▶ Directions for this task
A verbatim copy of all the data is required, minus any images.

▶ Given entries

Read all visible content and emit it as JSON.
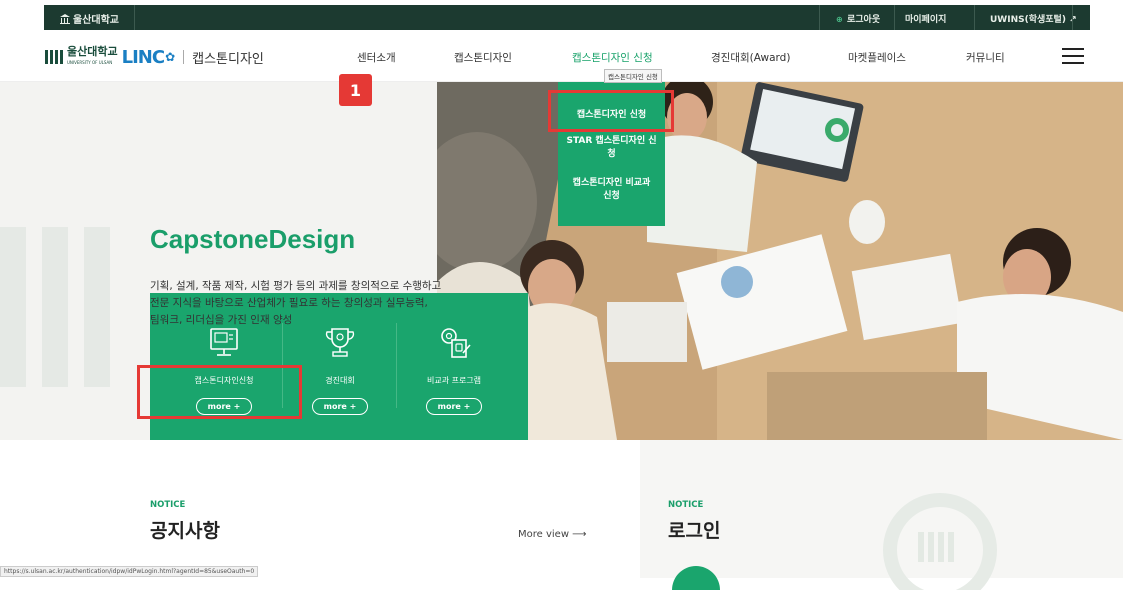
{
  "topbar": {
    "university": "울산대학교",
    "logout": "로그아웃",
    "mypage": "마이페이지",
    "portal": "UWINS(학생포털)"
  },
  "header": {
    "logo_korean": "울산대학교",
    "logo_english": "UNIVERSITY OF ULSAN",
    "logo_linc": "LINC",
    "logo_site": "캡스톤디자인",
    "nav": [
      "센터소개",
      "캡스톤디자인",
      "캡스톤디자인 신청",
      "경진대회(Award)",
      "마켓플레이스",
      "커뮤니티"
    ],
    "tooltip": "캡스톤디자인 신청"
  },
  "step_badge": "1",
  "hero": {
    "title": "CapstoneDesign",
    "desc_lines": [
      "기획, 설계, 작품 제작, 시험 평가 등의 과제를 창의적으로 수행하고",
      "전문 지식을 바탕으로 산업체가 필요로 하는 창의성과 실무능력,",
      "팀워크, 리더십을 가진 인재 양성"
    ]
  },
  "dropdown": {
    "items": [
      "캡스톤디자인 신청",
      "STAR 캡스톤디자인 신청",
      "캡스톤디자인 비교과 신청"
    ]
  },
  "cards": [
    {
      "label": "캡스톤디자인신청",
      "more": "more +",
      "icon": "monitor-icon"
    },
    {
      "label": "경진대회",
      "more": "more +",
      "icon": "trophy-icon"
    },
    {
      "label": "비교과 프로그램",
      "more": "more +",
      "icon": "gear-document-icon"
    }
  ],
  "slider": {
    "prev": "⟵",
    "next": "⟶",
    "pause": "II"
  },
  "notice": {
    "eyebrow": "NOTICE",
    "title": "공지사항",
    "more_view": "More view ⟶"
  },
  "login": {
    "eyebrow": "NOTICE",
    "title": "로그인"
  },
  "status_url": "https://s.ulsan.ac.kr/authentication/idpw/idPwLogin.html?agentId=85&useOauth=0",
  "colors": {
    "brand_green": "#1aa56d",
    "dark_top": "#1c3a30",
    "highlight": "#e53935"
  }
}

▶ Answer to this task
Read all visible content and emit it as JSON.
{
  "topbar": {
    "university": "울산대학교",
    "logout": "로그아웃",
    "mypage": "마이페이지",
    "portal": "UWINS(학생포털)"
  },
  "header": {
    "logo_korean": "울산대학교",
    "logo_english": "UNIVERSITY OF ULSAN",
    "logo_linc": "LINC",
    "logo_site": "캡스톤디자인",
    "nav": [
      "센터소개",
      "캡스톤디자인",
      "캡스톤디자인 신청",
      "경진대회(Award)",
      "마켓플레이스",
      "커뮤니티"
    ],
    "tooltip": "캡스톤디자인 신청"
  },
  "step_badge": "1",
  "hero": {
    "title": "CapstoneDesign",
    "desc_lines": [
      "기획, 설계, 작품 제작, 시험 평가 등의 과제를 창의적으로 수행하고",
      "전문 지식을 바탕으로 산업체가 필요로 하는 창의성과 실무능력,",
      "팀워크, 리더십을 가진 인재 양성"
    ]
  },
  "dropdown": {
    "items": [
      "캡스톤디자인 신청",
      "STAR 캡스톤디자인 신청",
      "캡스톤디자인 비교과 신청"
    ]
  },
  "cards": [
    {
      "label": "캡스톤디자인신청",
      "more": "more +",
      "icon": "monitor-icon"
    },
    {
      "label": "경진대회",
      "more": "more +",
      "icon": "trophy-icon"
    },
    {
      "label": "비교과 프로그램",
      "more": "more +",
      "icon": "gear-document-icon"
    }
  ],
  "slider": {
    "prev": "⟵",
    "next": "⟶",
    "pause": "II"
  },
  "notice": {
    "eyebrow": "NOTICE",
    "title": "공지사항",
    "more_view": "More view ⟶"
  },
  "login": {
    "eyebrow": "NOTICE",
    "title": "로그인"
  },
  "status_url": "https://s.ulsan.ac.kr/authentication/idpw/idPwLogin.html?agentId=85&useOauth=0",
  "colors": {
    "brand_green": "#1aa56d",
    "dark_top": "#1c3a30",
    "highlight": "#e53935"
  }
}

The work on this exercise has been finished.